Velocity is a term used in agile software development to illustrate the “rate of progress” for a team or a set of teams (i.e. a project/program).
The simplest way to define velocity is: the number or user stories a team/project can do in one sprint (“do” here means that it really is done and potentially ready to ship).
Without the use of velocity you would not be able to draw your teams’s burndown, as velocity is the slope of the burndown curve, i.e. how fast are you burning down the stories (or story points or hours) that you committed to for the ongoing sprint.
At a project/progam level, velocity is the rate at which the whole project is burning the User Stories (or requirements) from the backlog.
Also, without knowing your team/project’s velocity you can not make longer term planning (over 1 sprint) or even release planning. Hence the importance of knowing your velocity!
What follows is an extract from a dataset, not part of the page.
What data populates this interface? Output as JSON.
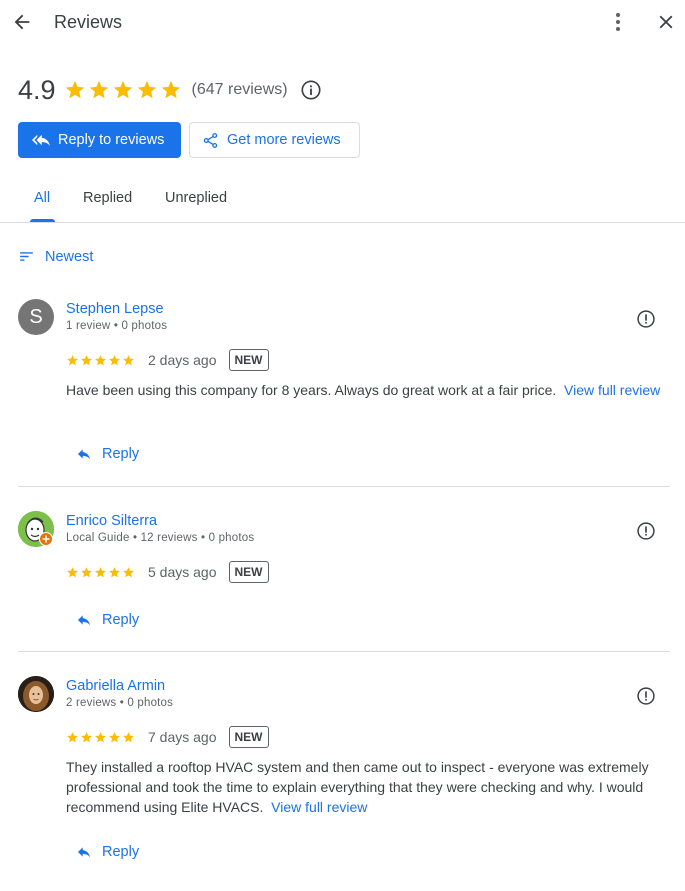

In the first 1 or 2 sprints that you run, you will have to estimate your team/project’s velocity as you don’t have enough data to project your past performance into the future. However, after 3-4 sprints you should start using an average of your past velocity to plan the future and update the release plan.
Note that velocity is a range, not an exact number. For example, if you have developed 2, 5 and 4 stories respectively in your past 3 sprints, then you know that your velocity is 2-5, not 3 or 4. This range will allow you to communicate your best case scenario and your worst case scenario to your stakeholders instead of committing to one single number that is most likely wrong. Always use velocity as a range when communicating outside your team.
In short, velocity is how fast you are developing your software.
My thinking on velocity and Agile Estimation has evolved
If you want to know what I have learned since I wrote this article, check out my #NoEstimates white paper and the following articles:
- Simple estimation techniques work! Use the data you already have
- Story Points considered harmful, or why the future of estimation is really in our past
- A better way to predict project release date
- Focus on what matters, a #NoEstimates advocacy post
- The #NoEstimates how to